About this task >> The result should be the listing below restated word for word, with images left out.

★ ★ ★ ★

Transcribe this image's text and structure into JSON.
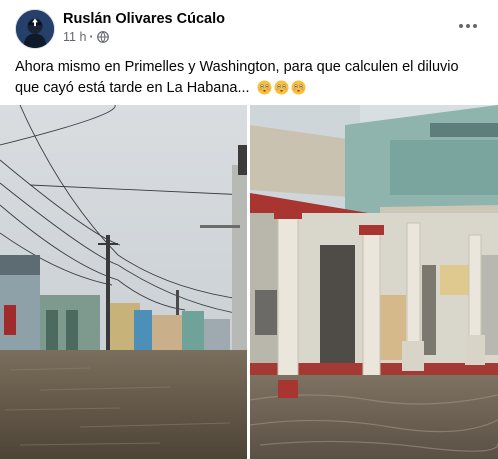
{
  "post": {
    "author": "Ruslán Olivares Cúcalo",
    "time": "11 h",
    "separator": "·",
    "privacy_icon": "globe-icon",
    "more_icon": "more-options-icon",
    "text": "Ahora mismo en Primelles y Washington, para que calculen el diluvio que cayó está tarde en La Habana...",
    "emoji_icon": "flushed-face-emoji",
    "emoji_count": 3
  },
  "photos": [
    {
      "name": "flooded-street-photo",
      "scene": "flooded street with power lines"
    },
    {
      "name": "flooded-colonnade-photo",
      "scene": "flooded colonnade building"
    }
  ],
  "colors": {
    "text_primary": "#050505",
    "text_secondary": "#65676b",
    "water": "#6b5e4c",
    "sky": "#c9cfd4"
  }
}
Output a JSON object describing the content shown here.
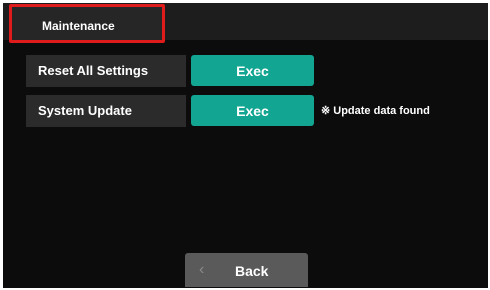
{
  "header": {
    "tab_label": "Maintenance"
  },
  "rows": [
    {
      "label": "Reset All Settings",
      "button_label": "Exec",
      "note": ""
    },
    {
      "label": "System Update",
      "button_label": "Exec",
      "note": "※ Update data found"
    }
  ],
  "footer": {
    "back_label": "Back",
    "back_icon": "chevron-left-icon"
  },
  "colors": {
    "accent": "#12a592",
    "highlight_border": "#e01b1b",
    "background": "#0c0c0c"
  }
}
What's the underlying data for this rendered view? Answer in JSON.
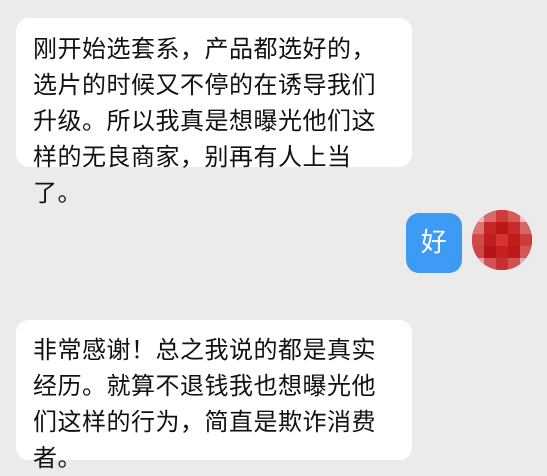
{
  "conversation": {
    "messages": [
      {
        "side": "incoming",
        "text": "刚开始选套系，产品都选好的，选片的时候又不停的在诱导我们升级。所以我真是想曝光他们这样的无良商家，别再有人上当了。"
      },
      {
        "side": "outgoing",
        "text": "好"
      },
      {
        "side": "incoming",
        "text": "非常感谢！总之我说的都是真实经历。就算不退钱我也想曝光他们这样的行为，简直是欺诈消费者。"
      }
    ]
  },
  "user": {
    "avatar_icon": "pixelated-avatar-icon"
  },
  "theme": {
    "background": "#ebebeb",
    "incoming_bubble": "#ffffff",
    "outgoing_bubble": "#3d9af5",
    "avatar_red": "#c41d1d"
  }
}
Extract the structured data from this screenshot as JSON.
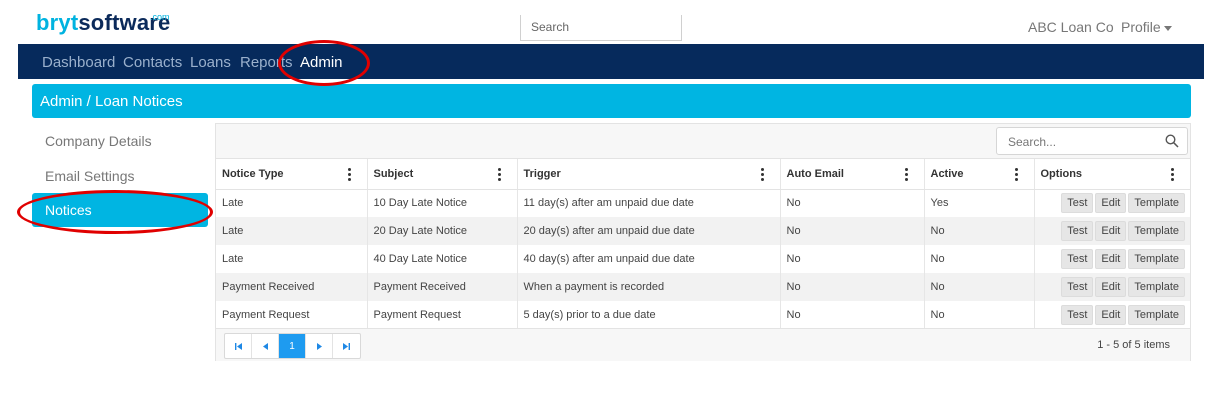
{
  "brand": {
    "part1": "bryt",
    "part2": "software",
    "suffix": ".com"
  },
  "header": {
    "search_placeholder": "Search",
    "company": "ABC Loan Co",
    "profile_label": "Profile"
  },
  "nav": {
    "items": [
      "Dashboard",
      "Contacts",
      "Loans",
      "Reports",
      "Admin"
    ],
    "active": "Admin"
  },
  "breadcrumb": "Admin / Loan Notices",
  "sidebar": {
    "items": [
      "Company Details",
      "Email Settings",
      "Notices"
    ],
    "active": "Notices"
  },
  "grid": {
    "search_placeholder": "Search...",
    "columns": [
      "Notice Type",
      "Subject",
      "Trigger",
      "Auto Email",
      "Active",
      "Options"
    ],
    "rows": [
      [
        "Late",
        "10 Day Late Notice",
        "11 day(s) after am unpaid due date",
        "No",
        "Yes"
      ],
      [
        "Late",
        "20 Day Late Notice",
        "20 day(s) after am unpaid due date",
        "No",
        "No"
      ],
      [
        "Late",
        "40 Day Late Notice",
        "40 day(s) after am unpaid due date",
        "No",
        "No"
      ],
      [
        "Payment Received",
        "Payment Received",
        "When a payment is recorded",
        "No",
        "No"
      ],
      [
        "Payment Request",
        "Payment Request",
        "5 day(s) prior to a due date",
        "No",
        "No"
      ]
    ],
    "row_actions": [
      "Test",
      "Edit",
      "Template"
    ],
    "pager": {
      "current_page": "1",
      "info": "1 - 5 of 5 items"
    }
  },
  "colors": {
    "brand_cyan": "#00b5e2",
    "navy": "#062a5c",
    "annotation_red": "#e00000",
    "pager_blue": "#1e9bf0"
  },
  "icons": [
    "search-icon",
    "kebab-menu-icon",
    "first-page-icon",
    "prev-page-icon",
    "next-page-icon",
    "last-page-icon",
    "caret-down-icon"
  ]
}
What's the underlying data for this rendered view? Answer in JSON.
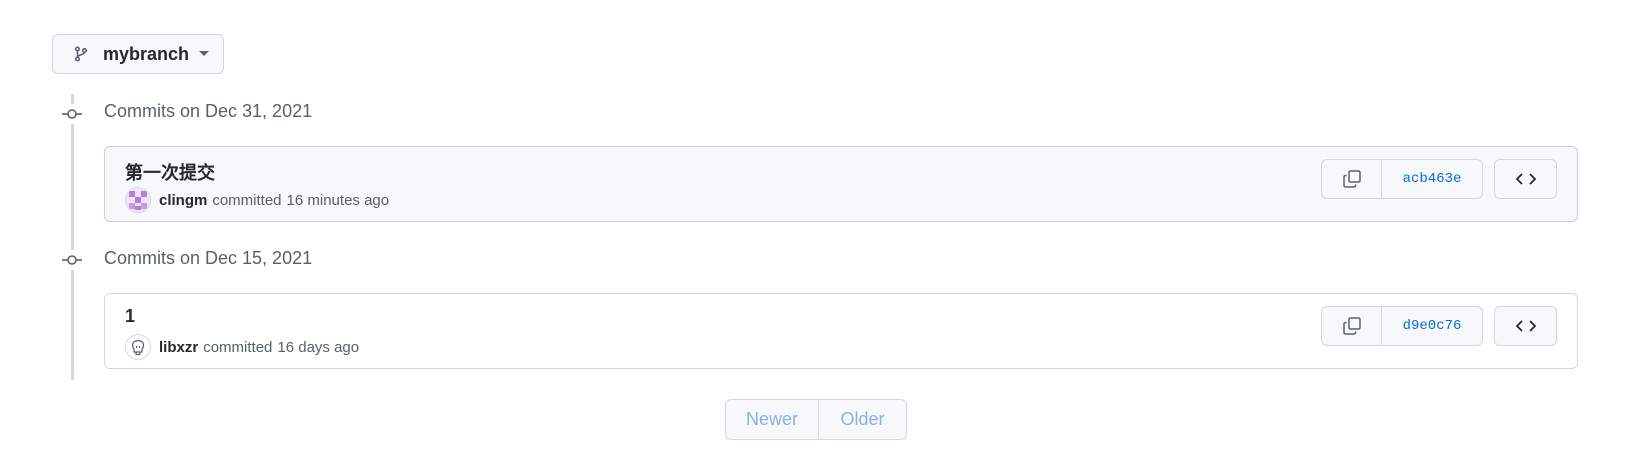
{
  "branch": {
    "name": "mybranch",
    "icon": "git-branch-icon"
  },
  "groups": [
    {
      "date_label": "Commits on Dec 31, 2021",
      "commits": [
        {
          "title": "第一次提交",
          "author": "clingm",
          "committed_word": "committed",
          "time_ago": "16 minutes ago",
          "sha": "acb463e",
          "highlighted": true
        }
      ]
    },
    {
      "date_label": "Commits on Dec 15, 2021",
      "commits": [
        {
          "title": "1",
          "author": "libxzr",
          "committed_word": "committed",
          "time_ago": "16 days ago",
          "sha": "d9e0c76",
          "highlighted": false
        }
      ]
    }
  ],
  "pagination": {
    "newer_label": "Newer",
    "older_label": "Older"
  },
  "colors": {
    "accent": "#0969da",
    "border": "#d0d7de",
    "muted": "#57606a",
    "disabled_link": "#8aaee6"
  }
}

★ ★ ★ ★

Expected output >>
Transcribe this image's text and structure into JSON.
{
  "post": {
    "author": "Ruslán Olivares Cúcalo",
    "time": "11 h",
    "separator": "·",
    "privacy_icon": "globe-icon",
    "more_icon": "more-options-icon",
    "text": "Ahora mismo en Primelles y Washington, para que calculen el diluvio que cayó está tarde en La Habana...",
    "emoji_icon": "flushed-face-emoji",
    "emoji_count": 3
  },
  "photos": [
    {
      "name": "flooded-street-photo",
      "scene": "flooded street with power lines"
    },
    {
      "name": "flooded-colonnade-photo",
      "scene": "flooded colonnade building"
    }
  ],
  "colors": {
    "text_primary": "#050505",
    "text_secondary": "#65676b",
    "water": "#6b5e4c",
    "sky": "#c9cfd4"
  }
}
Output a JSON object describing the content shown here.
{
  "header": {
    "tab_label": "Maintenance"
  },
  "rows": [
    {
      "label": "Reset All Settings",
      "button_label": "Exec",
      "note": ""
    },
    {
      "label": "System Update",
      "button_label": "Exec",
      "note": "※ Update data found"
    }
  ],
  "footer": {
    "back_label": "Back",
    "back_icon": "chevron-left-icon"
  },
  "colors": {
    "accent": "#12a592",
    "highlight_border": "#e01b1b",
    "background": "#0c0c0c"
  }
}
What's the underlying data for this rendered view? Answer in JSON.
{
  "conversation": {
    "messages": [
      {
        "side": "incoming",
        "text": "刚开始选套系，产品都选好的，选片的时候又不停的在诱导我们升级。所以我真是想曝光他们这样的无良商家，别再有人上当了。"
      },
      {
        "side": "outgoing",
        "text": "好"
      },
      {
        "side": "incoming",
        "text": "非常感谢！总之我说的都是真实经历。就算不退钱我也想曝光他们这样的行为，简直是欺诈消费者。"
      }
    ]
  },
  "user": {
    "avatar_icon": "pixelated-avatar-icon"
  },
  "theme": {
    "background": "#ebebeb",
    "incoming_bubble": "#ffffff",
    "outgoing_bubble": "#3d9af5",
    "avatar_red": "#c41d1d"
  }
}
Extract the structured data from this screenshot as JSON.
{
  "brand": {
    "part1": "bryt",
    "part2": "software",
    "suffix": ".com"
  },
  "header": {
    "search_placeholder": "Search",
    "company": "ABC Loan Co",
    "profile_label": "Profile"
  },
  "nav": {
    "items": [
      "Dashboard",
      "Contacts",
      "Loans",
      "Reports",
      "Admin"
    ],
    "active": "Admin"
  },
  "breadcrumb": "Admin / Loan Notices",
  "sidebar": {
    "items": [
      "Company Details",
      "Email Settings",
      "Notices"
    ],
    "active": "Notices"
  },
  "grid": {
    "search_placeholder": "Search...",
    "columns": [
      "Notice Type",
      "Subject",
      "Trigger",
      "Auto Email",
      "Active",
      "Options"
    ],
    "rows": [
      [
        "Late",
        "10 Day Late Notice",
        "11 day(s) after am unpaid due date",
        "No",
        "Yes"
      ],
      [
        "Late",
        "20 Day Late Notice",
        "20 day(s) after am unpaid due date",
        "No",
        "No"
      ],
      [
        "Late",
        "40 Day Late Notice",
        "40 day(s) after am unpaid due date",
        "No",
        "No"
      ],
      [
        "Payment Received",
        "Payment Received",
        "When a payment is recorded",
        "No",
        "No"
      ],
      [
        "Payment Request",
        "Payment Request",
        "5 day(s) prior to a due date",
        "No",
        "No"
      ]
    ],
    "row_actions": [
      "Test",
      "Edit",
      "Template"
    ],
    "pager": {
      "current_page": "1",
      "info": "1 - 5 of 5 items"
    }
  },
  "colors": {
    "brand_cyan": "#00b5e2",
    "navy": "#062a5c",
    "annotation_red": "#e00000",
    "pager_blue": "#1e9bf0"
  },
  "icons": [
    "search-icon",
    "kebab-menu-icon",
    "first-page-icon",
    "prev-page-icon",
    "next-page-icon",
    "last-page-icon",
    "caret-down-icon"
  ]
}
What's the underlying data for this rendered view? Answer in JSON.
{
  "branch": {
    "name": "mybranch",
    "icon": "git-branch-icon"
  },
  "groups": [
    {
      "date_label": "Commits on Dec 31, 2021",
      "commits": [
        {
          "title": "第一次提交",
          "author": "clingm",
          "committed_word": "committed",
          "time_ago": "16 minutes ago",
          "sha": "acb463e",
          "highlighted": true
        }
      ]
    },
    {
      "date_label": "Commits on Dec 15, 2021",
      "commits": [
        {
          "title": "1",
          "author": "libxzr",
          "committed_word": "committed",
          "time_ago": "16 days ago",
          "sha": "d9e0c76",
          "highlighted": false
        }
      ]
    }
  ],
  "pagination": {
    "newer_label": "Newer",
    "older_label": "Older"
  },
  "colors": {
    "accent": "#0969da",
    "border": "#d0d7de",
    "muted": "#57606a",
    "disabled_link": "#8aaee6"
  }
}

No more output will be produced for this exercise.